# The Design of Balance and Symmetry

Whether a design is interpreted in a 2-dimensional or 3-dimensional medium, it is vowed to contain a form of balance. Balance is an interpretation of a design’s gravity and its distribution of elements. Balance is not limited to only size. It delves in with other elements such as color, space, texture, and value. It can be descriptive, implied, or abstract.

In the subject of balance, there are many different varieties that one can use to create a well-thought out design.

• Symmetrical Balance

Symmetrical Balance is achieved by placing elements in an even fashion. If a design has a symmetrical balance, it can be divided in the center with a line of symmetry. In other words, symmetry occurs in any orientation as long as the object/image is the same on either side of the central axis. The human mind almost always appeals to a symmetrical design because we are also symmetrical beings. Symmetrical balance guarantees left to right and top to bottom balances. Objects seem more stable if the bottom is slightly heavier; however, if the top has more weight, it would seem dangerous or risky. Symmetrical design gives a strong sense of unity since elements are mostly repeated, yet at the same time lacks variety due to redundancy. However, with its unity and repetition, a symmetrical design creates order and a strong sense of structure.

Near symmetry occurs when one half is slightly different to an extent that does not completely change its balance asymmetrically.

Biaxial symmetry is composition that contains more than one axis of symmetry.

Radial Balanced designs revolve around a central point, or seem to radiate out from the center.

• Asymmetrical Balanced designs have elements that do not mirror each other on a linear axis. This type of balance does not rely on symmetry. Asymmetry can be a bit more difficult to achieve, due to strategic placing and composition; however, the results can be appealing to viewers. For example, a large, dark object placed on one side can be contrasted by having lighter and smaller objects on the other side.

http://www.sitepoint.com/principles-of-good-design-balance/

https://gcps.desire2learn.com/d2l/lor/viewer/viewFile.d2lfile/6605/4561/Unit_five_lesson_twenty_six_Balance_in_Visual_Compositions_print.html

Photo sources (in order):

http://www.art-antiques-design.com/assets/userfiles/91/images/Curving%20Over.jpg

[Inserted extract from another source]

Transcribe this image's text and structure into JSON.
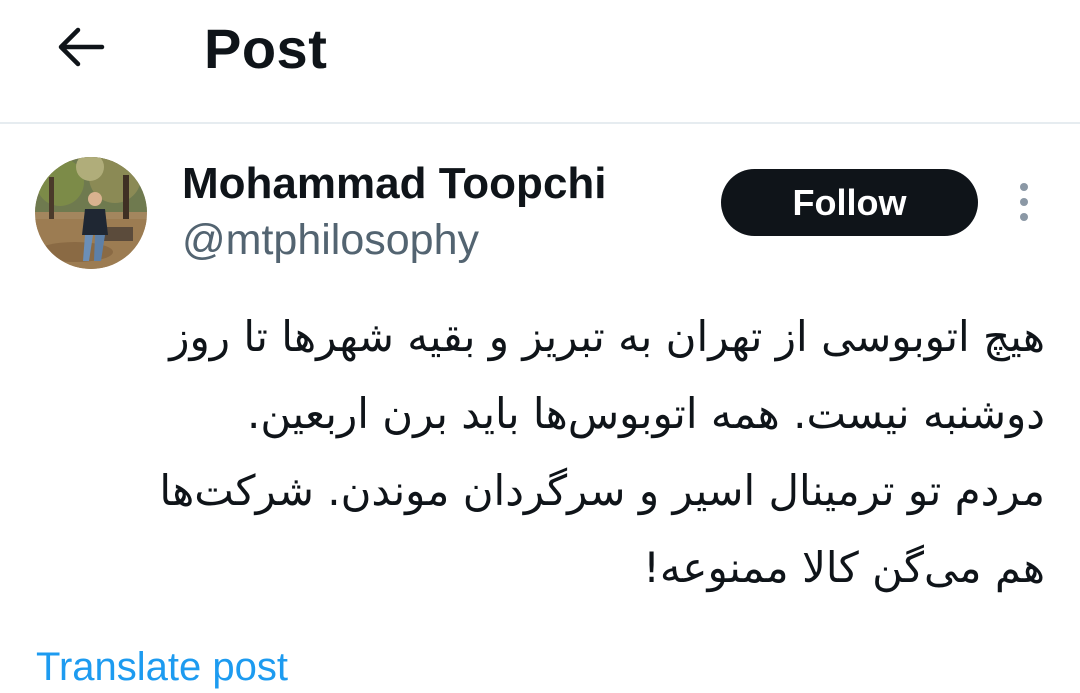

http://cdn.digital-photo-secrets.com/images/flickr/3096535918_8443d0403b.jpg

http://en.wikipedia.org/wiki/The_Birth_of_Venus_(Botticelli)

http://daphne.palomar.edu/design/symm/jd01sym.jpg

http://stanwagon.com/snow/breck2003/WWW4a.jpg

http://www.picturesocial.com/group/art-of-photography/forum/topics/balance-in-photographic-composition?xg_source=activity